Motion 35 for this parliamentary session from Gabane-Mankgodi MP, Pius Mokgware reads: “That this Honourable House requests Government to set up a commission of enquiry to investigate corruption, maladministration, tax evasion in Botswana by some high-profile people of influence.” The flow of words of the motion is so smooth the reader can almost see that commission starting its work at the Boipuso Hall in Gaborone but the reality is much more complicated. The starting point will be Mokgware taking the floor to present to his parliamentary colleagues and through the media, to the nation. It is in this presentation that he will clarify his criteria for “some” because as stated the motion has not defined a suspect group. In the past, MPs have reworded their motions to provide such clarity.
Typically, MPs who table motions of this nature don’t come empty-handed and Mokgware will definitely produce documentary evidence that will advance his case. However, what is more interesting about motions that come to the floor of parliament is not what is said and happens in full view of the public but what happened and was said earlier behind closed doors at party caucuses. The party that Mokgware is a member of ÔÇô the Umbrella for Democratic Change ÔÇô will fully back him in line with its caucus resolution but the Botswana Democratic Party will have taken a resolution at its own caucus to oppose the motion. Beyond the obvious reason (opposing a political rival’s motion), the motion makes clear the fact that the retired major general has trained his sights on senior BDP figures, some of whom are ministers who vote on motions. He is certainly not targeting some high profile opposition with influence ÔÇô if there are any such.

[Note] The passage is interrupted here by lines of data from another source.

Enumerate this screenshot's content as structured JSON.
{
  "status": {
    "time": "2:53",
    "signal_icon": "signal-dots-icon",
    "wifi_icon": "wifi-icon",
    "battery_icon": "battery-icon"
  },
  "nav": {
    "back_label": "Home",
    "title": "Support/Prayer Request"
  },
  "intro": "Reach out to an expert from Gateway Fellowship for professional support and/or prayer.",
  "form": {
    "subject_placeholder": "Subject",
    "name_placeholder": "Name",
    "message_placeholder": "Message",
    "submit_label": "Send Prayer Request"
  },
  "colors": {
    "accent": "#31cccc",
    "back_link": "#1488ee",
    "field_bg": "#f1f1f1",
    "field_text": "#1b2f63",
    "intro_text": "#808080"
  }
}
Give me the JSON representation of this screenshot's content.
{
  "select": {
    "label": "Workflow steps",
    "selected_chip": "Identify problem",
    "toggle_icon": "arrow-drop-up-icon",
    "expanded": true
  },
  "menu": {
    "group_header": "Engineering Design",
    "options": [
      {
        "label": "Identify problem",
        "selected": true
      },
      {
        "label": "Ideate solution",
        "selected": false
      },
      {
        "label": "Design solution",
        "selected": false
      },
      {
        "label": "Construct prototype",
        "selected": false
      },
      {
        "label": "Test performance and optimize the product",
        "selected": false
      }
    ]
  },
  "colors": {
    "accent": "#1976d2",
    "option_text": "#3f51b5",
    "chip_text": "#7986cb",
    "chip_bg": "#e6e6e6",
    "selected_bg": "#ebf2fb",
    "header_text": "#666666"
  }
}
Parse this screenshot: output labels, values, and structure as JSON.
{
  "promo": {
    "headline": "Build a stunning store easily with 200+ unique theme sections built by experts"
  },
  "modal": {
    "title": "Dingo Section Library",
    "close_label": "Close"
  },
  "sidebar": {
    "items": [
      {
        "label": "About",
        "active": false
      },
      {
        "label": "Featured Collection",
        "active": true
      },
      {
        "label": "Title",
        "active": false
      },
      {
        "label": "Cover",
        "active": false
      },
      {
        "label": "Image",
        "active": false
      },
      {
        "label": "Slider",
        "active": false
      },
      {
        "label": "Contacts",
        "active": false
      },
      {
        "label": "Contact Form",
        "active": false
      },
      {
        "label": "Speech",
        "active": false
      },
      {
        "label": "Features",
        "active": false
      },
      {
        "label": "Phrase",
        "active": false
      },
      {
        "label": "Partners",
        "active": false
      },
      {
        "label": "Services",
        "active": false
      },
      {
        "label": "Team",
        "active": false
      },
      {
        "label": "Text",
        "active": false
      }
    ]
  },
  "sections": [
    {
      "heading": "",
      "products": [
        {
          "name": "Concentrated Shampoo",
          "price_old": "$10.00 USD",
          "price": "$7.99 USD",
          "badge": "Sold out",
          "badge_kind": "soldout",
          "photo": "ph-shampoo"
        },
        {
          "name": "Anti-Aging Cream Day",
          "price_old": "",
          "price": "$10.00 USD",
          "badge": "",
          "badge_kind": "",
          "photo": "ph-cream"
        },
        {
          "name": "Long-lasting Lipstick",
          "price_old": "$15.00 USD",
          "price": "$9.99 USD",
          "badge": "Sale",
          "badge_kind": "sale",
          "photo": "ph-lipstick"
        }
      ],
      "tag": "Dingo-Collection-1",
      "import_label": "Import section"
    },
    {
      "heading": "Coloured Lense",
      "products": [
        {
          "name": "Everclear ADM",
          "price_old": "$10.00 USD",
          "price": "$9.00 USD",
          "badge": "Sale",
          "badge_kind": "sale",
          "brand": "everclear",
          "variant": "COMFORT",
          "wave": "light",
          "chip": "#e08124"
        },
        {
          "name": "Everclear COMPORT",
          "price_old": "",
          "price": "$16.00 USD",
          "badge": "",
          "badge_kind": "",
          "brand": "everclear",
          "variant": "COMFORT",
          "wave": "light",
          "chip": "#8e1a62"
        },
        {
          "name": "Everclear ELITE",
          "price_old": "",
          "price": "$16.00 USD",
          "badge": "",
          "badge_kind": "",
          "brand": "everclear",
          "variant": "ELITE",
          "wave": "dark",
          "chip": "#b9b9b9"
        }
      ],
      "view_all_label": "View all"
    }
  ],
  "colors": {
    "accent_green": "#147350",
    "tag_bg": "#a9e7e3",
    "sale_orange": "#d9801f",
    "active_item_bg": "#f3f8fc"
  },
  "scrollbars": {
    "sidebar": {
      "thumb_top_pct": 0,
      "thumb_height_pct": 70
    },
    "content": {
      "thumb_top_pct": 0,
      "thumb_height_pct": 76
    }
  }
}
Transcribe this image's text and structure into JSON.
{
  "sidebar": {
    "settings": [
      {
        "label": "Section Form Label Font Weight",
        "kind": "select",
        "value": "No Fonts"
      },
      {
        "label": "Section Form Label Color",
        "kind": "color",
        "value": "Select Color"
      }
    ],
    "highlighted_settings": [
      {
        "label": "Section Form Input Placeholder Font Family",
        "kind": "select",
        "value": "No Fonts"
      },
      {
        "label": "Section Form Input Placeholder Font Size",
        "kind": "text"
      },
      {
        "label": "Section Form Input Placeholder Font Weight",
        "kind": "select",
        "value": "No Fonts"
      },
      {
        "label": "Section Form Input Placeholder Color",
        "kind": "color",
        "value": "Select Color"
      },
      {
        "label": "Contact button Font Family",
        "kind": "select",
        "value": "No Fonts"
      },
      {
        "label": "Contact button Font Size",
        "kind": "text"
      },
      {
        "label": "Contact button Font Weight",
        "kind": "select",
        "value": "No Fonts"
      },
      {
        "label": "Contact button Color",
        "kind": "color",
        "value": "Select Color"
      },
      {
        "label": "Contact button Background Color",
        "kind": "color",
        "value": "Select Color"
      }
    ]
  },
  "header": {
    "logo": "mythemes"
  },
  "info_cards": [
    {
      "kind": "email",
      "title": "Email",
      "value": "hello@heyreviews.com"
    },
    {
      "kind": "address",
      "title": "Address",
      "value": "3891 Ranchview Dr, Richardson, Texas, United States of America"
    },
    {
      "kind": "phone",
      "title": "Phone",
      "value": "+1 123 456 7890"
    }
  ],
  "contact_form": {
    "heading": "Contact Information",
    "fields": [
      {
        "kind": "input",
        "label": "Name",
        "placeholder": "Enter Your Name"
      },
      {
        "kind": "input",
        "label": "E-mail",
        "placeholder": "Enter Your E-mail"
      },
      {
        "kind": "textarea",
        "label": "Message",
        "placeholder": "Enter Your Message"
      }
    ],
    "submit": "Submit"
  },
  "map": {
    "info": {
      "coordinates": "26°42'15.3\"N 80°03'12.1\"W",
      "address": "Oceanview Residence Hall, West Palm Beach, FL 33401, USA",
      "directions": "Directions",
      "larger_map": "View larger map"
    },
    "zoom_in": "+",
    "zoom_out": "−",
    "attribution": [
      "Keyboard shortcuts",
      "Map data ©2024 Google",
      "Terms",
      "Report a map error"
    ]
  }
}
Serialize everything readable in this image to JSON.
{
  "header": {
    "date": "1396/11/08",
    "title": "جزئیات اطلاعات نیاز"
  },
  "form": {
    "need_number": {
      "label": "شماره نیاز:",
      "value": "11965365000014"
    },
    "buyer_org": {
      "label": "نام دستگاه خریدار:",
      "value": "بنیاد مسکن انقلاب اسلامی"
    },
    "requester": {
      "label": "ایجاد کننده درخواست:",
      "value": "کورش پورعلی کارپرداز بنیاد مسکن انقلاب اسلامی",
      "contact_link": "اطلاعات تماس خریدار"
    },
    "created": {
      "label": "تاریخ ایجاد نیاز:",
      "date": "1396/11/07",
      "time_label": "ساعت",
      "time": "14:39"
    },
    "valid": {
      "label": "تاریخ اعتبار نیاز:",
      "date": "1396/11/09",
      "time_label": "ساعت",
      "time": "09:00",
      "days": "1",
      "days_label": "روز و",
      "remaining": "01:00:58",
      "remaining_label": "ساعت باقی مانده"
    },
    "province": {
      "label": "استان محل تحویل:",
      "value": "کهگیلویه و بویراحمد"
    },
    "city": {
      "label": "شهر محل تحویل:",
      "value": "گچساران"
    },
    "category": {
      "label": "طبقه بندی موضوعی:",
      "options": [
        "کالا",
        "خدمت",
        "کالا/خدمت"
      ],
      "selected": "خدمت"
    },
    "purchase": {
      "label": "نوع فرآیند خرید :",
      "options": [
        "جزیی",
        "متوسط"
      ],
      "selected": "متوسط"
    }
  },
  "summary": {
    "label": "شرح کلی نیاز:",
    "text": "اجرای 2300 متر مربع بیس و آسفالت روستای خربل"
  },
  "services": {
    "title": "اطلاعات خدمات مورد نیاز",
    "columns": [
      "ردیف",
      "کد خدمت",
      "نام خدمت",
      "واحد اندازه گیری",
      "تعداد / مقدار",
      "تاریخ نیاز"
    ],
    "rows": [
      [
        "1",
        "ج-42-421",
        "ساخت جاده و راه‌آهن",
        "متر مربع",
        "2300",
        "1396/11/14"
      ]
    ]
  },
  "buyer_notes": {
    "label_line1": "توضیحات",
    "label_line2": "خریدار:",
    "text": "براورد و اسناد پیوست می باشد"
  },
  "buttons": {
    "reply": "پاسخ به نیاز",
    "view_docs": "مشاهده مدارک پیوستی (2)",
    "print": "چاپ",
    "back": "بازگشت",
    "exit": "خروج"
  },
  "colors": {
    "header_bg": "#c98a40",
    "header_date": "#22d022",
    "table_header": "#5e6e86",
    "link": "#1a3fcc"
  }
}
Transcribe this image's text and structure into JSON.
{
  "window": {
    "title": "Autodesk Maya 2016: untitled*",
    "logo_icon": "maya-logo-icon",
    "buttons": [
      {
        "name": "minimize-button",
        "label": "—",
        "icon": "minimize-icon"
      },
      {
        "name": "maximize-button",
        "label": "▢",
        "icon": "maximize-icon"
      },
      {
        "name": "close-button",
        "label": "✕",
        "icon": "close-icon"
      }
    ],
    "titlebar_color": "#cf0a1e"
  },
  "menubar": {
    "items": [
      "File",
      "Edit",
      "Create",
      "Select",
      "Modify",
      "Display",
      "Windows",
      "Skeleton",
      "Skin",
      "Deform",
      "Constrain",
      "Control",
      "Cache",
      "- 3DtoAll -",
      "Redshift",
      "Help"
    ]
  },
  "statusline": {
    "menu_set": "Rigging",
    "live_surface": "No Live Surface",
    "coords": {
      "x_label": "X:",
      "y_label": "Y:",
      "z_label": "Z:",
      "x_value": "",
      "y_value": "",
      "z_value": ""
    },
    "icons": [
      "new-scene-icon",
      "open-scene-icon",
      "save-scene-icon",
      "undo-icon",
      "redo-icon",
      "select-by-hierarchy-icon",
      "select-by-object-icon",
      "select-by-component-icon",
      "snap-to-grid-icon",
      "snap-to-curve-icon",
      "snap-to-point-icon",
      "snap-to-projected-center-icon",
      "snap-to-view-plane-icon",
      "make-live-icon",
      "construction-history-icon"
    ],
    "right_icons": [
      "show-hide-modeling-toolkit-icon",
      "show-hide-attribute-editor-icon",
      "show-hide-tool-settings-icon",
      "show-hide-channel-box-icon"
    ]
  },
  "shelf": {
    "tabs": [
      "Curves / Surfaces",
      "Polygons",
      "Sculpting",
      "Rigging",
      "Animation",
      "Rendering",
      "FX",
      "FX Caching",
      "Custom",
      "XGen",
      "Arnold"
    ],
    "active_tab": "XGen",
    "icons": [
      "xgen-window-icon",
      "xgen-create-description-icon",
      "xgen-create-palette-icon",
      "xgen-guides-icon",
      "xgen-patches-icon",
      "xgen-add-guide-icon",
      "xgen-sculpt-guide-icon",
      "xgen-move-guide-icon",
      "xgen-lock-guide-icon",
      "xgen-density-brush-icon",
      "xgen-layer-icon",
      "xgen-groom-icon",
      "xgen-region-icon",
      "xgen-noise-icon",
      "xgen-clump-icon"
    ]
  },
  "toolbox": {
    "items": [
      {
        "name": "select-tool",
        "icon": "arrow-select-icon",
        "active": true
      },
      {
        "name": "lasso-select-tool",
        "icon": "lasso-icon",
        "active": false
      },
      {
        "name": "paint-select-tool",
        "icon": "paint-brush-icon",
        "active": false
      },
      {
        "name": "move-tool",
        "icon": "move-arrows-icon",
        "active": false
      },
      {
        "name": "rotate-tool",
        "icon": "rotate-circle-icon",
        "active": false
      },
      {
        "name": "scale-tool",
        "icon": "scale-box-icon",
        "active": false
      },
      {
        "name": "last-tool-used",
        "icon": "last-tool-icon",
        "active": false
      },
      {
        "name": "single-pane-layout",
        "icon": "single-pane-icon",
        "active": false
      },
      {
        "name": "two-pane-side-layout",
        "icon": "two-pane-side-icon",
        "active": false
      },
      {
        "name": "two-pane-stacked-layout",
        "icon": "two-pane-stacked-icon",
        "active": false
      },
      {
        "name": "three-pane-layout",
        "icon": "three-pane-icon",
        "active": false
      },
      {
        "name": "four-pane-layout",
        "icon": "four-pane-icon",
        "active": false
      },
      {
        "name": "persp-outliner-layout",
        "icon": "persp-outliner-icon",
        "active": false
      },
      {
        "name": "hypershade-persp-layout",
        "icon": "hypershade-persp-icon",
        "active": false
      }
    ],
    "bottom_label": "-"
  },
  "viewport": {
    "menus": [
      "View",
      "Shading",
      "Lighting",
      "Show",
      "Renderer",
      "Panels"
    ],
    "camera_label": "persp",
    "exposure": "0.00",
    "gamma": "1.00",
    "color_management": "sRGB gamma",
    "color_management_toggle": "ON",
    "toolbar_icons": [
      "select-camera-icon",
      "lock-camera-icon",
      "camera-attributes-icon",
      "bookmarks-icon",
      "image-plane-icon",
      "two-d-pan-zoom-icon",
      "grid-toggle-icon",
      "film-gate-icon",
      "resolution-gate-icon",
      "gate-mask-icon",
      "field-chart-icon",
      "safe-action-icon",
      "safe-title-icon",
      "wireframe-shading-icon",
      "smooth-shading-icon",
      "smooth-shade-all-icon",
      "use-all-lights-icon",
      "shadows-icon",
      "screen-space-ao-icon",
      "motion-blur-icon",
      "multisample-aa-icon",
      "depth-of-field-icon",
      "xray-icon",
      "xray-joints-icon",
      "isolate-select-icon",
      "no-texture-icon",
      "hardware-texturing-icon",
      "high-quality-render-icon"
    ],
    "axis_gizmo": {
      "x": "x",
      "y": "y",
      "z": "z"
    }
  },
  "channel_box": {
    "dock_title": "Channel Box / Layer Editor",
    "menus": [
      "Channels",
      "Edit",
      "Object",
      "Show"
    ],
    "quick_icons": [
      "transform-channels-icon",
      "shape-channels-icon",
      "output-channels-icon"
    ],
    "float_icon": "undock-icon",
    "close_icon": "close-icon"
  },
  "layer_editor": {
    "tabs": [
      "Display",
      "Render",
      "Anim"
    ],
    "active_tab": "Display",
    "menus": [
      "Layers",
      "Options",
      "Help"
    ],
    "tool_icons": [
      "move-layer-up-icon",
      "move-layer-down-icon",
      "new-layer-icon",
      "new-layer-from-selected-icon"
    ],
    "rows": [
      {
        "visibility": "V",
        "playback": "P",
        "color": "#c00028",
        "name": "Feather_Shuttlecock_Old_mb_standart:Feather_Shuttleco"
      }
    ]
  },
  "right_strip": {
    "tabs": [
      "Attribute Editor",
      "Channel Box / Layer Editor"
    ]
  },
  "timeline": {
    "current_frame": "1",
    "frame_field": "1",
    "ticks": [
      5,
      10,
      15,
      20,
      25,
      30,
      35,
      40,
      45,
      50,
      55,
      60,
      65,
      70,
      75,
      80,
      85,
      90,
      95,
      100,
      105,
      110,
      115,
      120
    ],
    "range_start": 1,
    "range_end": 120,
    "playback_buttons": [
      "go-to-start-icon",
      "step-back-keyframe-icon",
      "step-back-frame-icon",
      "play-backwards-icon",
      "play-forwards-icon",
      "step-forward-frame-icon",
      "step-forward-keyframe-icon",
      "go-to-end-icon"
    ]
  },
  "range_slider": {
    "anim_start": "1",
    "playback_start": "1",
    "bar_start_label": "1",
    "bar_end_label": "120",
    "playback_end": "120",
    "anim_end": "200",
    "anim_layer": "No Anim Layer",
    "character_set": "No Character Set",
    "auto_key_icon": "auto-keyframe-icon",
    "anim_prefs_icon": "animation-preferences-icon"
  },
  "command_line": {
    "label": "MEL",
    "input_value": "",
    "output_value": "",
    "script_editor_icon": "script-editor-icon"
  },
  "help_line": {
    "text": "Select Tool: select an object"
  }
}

Ultimately, the issue will come down to a voice vote and the BDP will reject the motion. On the off chance that BDP MPs lend their support to the motion, it (the motion) will proceed to a stage where parliament is helpless about speeding up the process to have the commission set up. If the motion gains passage, it become a bill that the president has to assent to (sign into law) and thereafter appoint that commission himself. The latter process can take decades.
Through a similar motion, Mokgware wants the government to investigate the procurement in the Botswana Defence Force from 1980 to 2000 and from 2001 to 2014.
Having been part of the BDF High Command, Mokgware obviously knows a lot of things but cannot reveal them without getting into trouble himself because he has been sworn to secrecy. To the extent, it is possible for him he can point where the rot is without saying anything.